■ Material for the task:
+ + + +
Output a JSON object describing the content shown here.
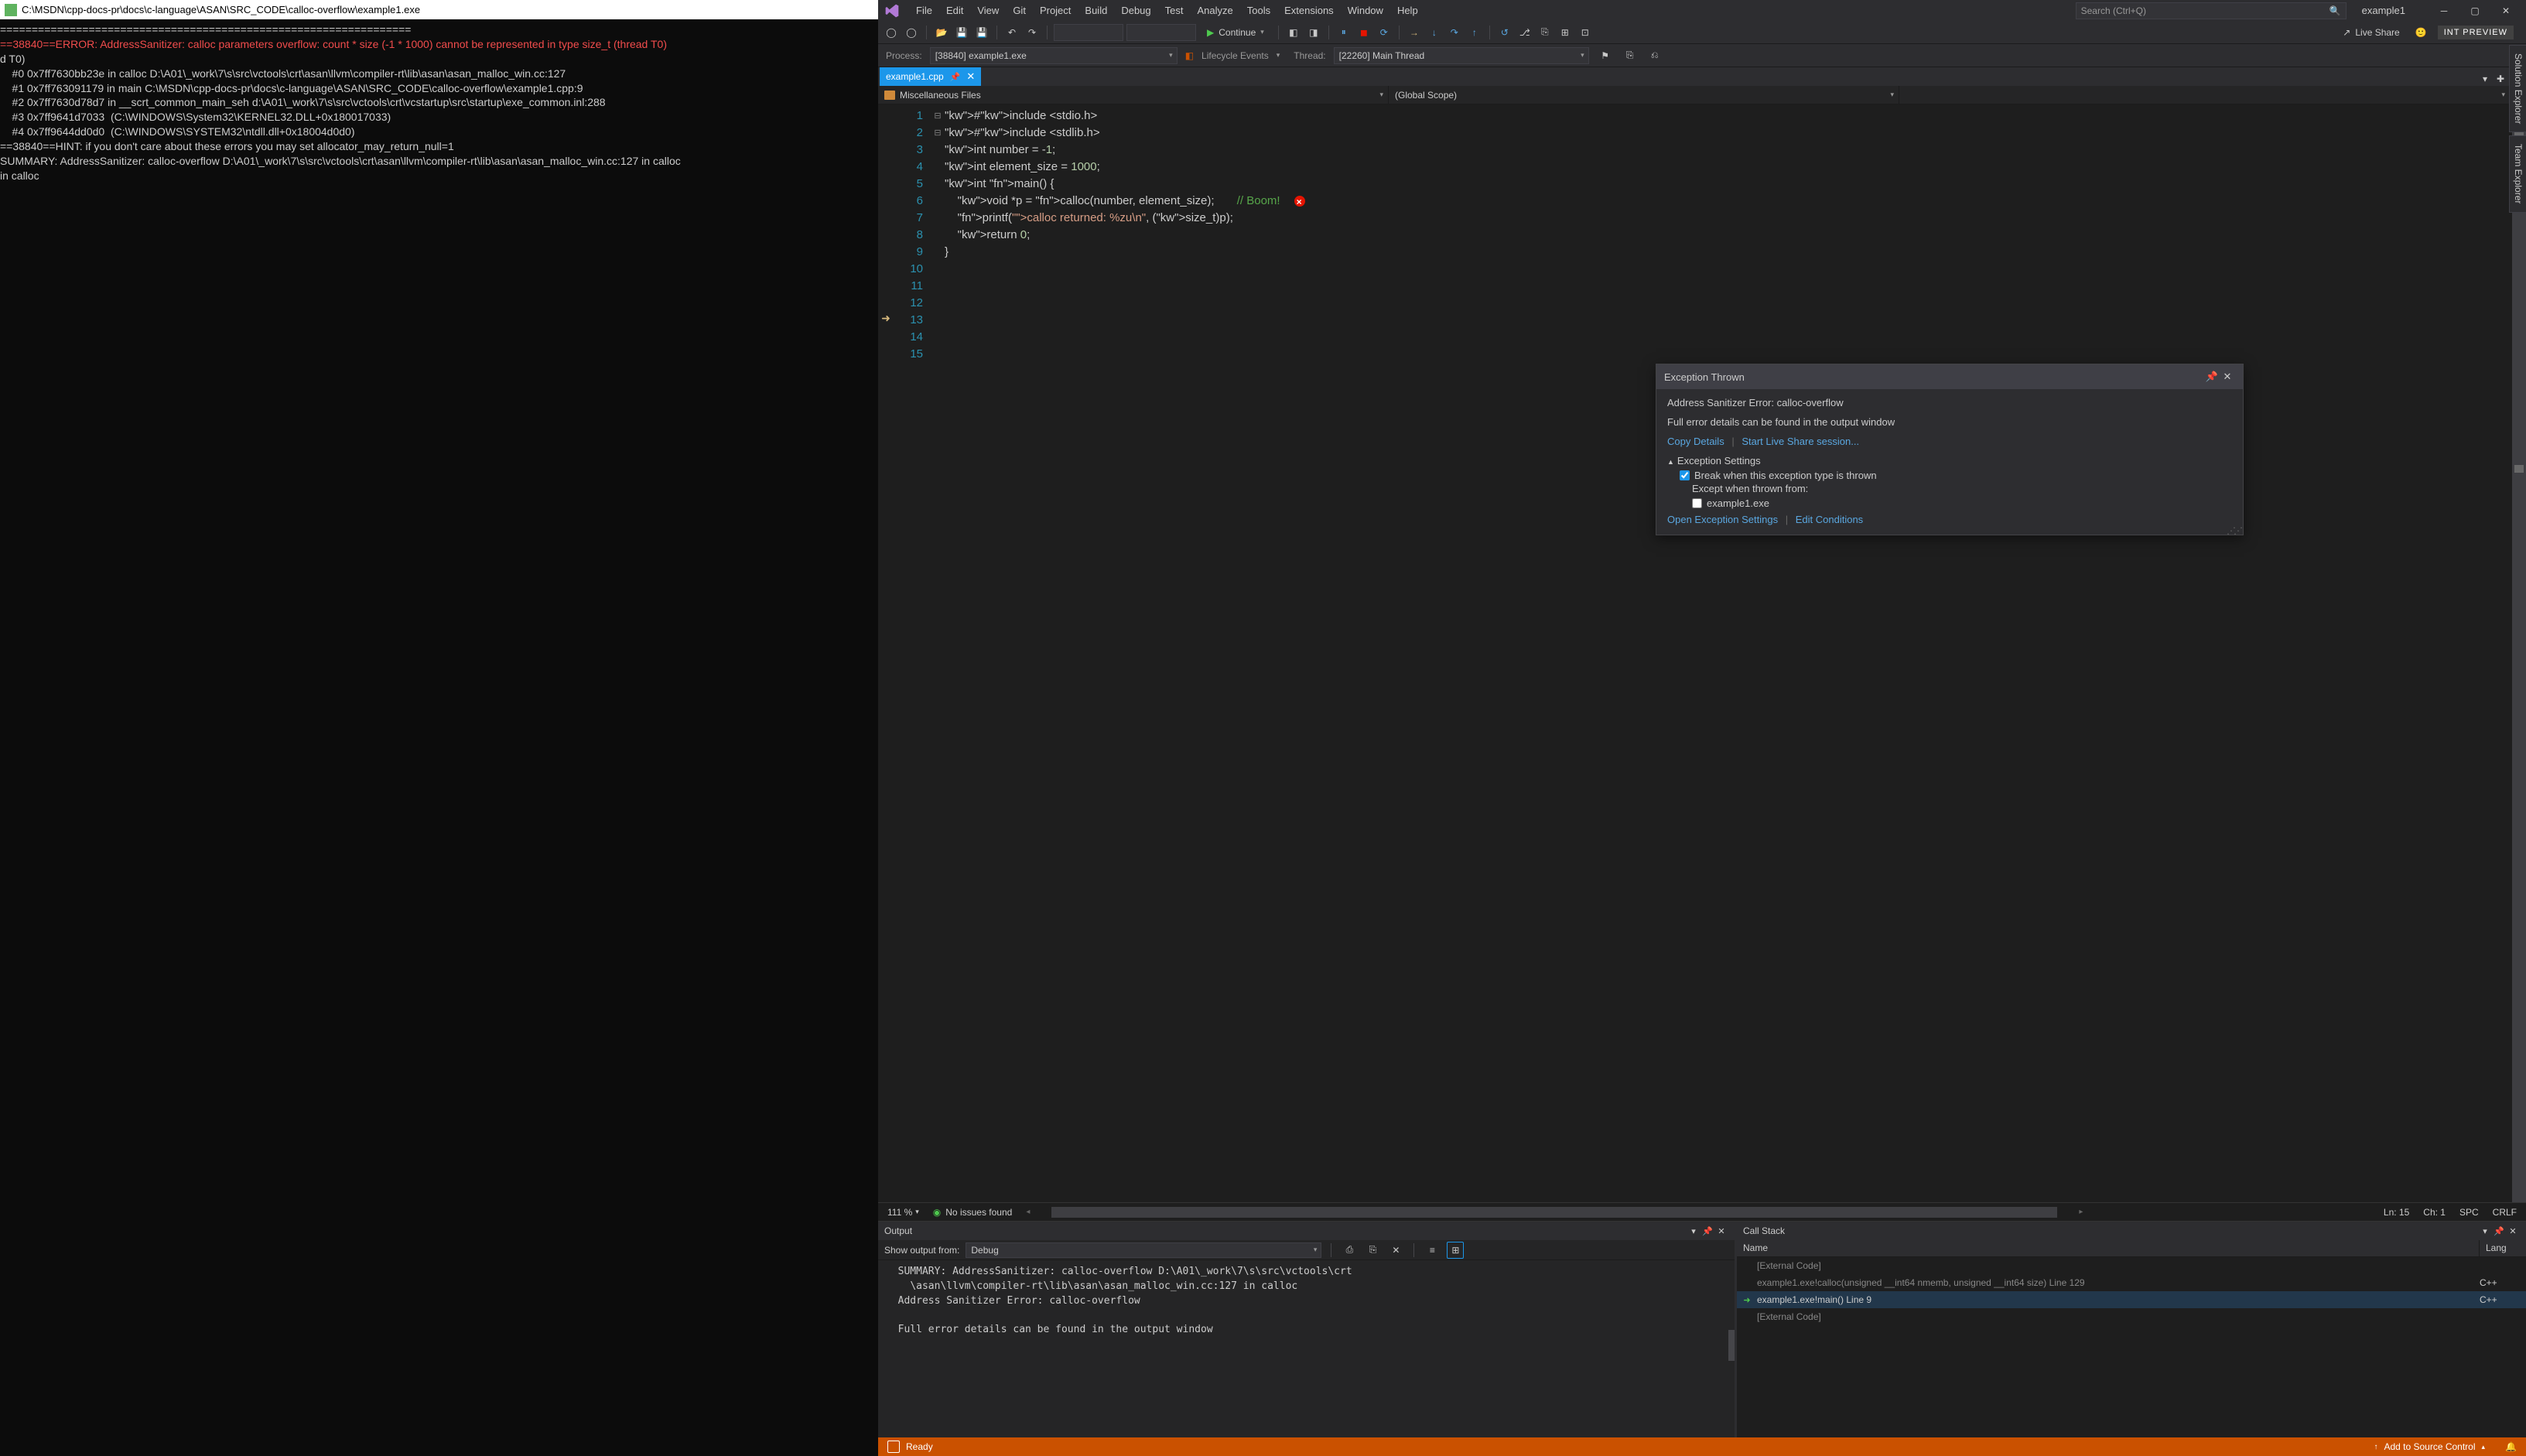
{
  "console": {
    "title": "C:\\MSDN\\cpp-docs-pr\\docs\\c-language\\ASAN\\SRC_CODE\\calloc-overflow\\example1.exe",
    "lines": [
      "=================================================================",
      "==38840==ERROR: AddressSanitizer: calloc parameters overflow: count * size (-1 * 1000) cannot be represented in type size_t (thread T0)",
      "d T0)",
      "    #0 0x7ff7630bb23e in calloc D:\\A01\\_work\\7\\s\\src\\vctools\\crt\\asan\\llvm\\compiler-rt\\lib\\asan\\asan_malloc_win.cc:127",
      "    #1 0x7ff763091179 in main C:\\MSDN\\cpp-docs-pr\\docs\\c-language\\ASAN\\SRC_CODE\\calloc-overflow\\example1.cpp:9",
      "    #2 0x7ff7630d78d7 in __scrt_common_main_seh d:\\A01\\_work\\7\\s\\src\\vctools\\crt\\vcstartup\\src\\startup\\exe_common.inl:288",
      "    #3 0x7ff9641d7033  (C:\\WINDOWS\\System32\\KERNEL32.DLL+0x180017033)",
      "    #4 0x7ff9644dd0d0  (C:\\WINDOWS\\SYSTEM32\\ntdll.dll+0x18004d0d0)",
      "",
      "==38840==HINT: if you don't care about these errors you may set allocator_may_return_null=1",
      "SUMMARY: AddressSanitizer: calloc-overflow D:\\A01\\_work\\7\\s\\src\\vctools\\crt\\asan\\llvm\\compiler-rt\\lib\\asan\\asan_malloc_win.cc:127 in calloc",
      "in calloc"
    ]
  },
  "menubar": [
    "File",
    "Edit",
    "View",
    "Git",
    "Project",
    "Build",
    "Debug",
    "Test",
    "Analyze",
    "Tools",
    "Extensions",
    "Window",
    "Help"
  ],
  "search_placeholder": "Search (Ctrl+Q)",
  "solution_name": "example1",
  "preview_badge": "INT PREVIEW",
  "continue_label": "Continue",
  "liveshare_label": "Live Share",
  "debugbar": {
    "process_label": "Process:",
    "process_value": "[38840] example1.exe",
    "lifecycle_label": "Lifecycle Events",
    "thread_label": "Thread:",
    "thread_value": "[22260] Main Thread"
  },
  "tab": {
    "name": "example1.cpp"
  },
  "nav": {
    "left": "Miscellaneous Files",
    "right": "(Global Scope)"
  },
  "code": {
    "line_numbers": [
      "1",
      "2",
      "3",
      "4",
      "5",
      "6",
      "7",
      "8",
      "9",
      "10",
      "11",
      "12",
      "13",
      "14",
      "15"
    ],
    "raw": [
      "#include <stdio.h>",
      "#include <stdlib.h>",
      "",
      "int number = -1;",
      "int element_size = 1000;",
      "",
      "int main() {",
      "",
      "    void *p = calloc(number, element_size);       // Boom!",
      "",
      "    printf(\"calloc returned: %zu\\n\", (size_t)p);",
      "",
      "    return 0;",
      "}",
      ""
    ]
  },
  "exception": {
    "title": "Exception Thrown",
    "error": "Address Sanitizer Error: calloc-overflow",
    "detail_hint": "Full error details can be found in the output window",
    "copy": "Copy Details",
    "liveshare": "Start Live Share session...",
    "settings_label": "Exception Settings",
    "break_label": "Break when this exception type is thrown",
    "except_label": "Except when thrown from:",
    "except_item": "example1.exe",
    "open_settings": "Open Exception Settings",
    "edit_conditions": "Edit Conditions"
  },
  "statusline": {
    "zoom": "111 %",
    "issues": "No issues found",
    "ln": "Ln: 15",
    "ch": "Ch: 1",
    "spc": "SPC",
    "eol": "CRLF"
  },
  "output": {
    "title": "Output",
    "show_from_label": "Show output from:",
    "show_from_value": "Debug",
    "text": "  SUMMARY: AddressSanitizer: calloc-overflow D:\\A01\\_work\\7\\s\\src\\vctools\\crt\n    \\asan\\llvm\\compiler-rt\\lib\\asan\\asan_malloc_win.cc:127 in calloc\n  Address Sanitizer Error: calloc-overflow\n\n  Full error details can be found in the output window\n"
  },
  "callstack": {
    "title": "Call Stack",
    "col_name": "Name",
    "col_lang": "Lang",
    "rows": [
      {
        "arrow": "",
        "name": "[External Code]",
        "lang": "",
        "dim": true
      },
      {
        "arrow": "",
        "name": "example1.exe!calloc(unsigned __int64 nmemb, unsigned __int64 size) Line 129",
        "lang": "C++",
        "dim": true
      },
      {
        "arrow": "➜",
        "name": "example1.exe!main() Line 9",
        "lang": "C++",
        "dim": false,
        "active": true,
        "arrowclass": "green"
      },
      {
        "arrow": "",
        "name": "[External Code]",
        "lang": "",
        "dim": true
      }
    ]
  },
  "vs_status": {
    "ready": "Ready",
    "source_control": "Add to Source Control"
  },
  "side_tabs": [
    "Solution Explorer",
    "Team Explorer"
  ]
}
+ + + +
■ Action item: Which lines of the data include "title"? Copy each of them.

■ The completed task:
    "title": "C:\\MSDN\\cpp-docs-pr\\docs\\c-language\\ASAN\\SRC_CODE\\calloc-overflow\\example1.exe",
    "title": "Exception Thrown",
    "title": "Output",
    "title": "Call Stack",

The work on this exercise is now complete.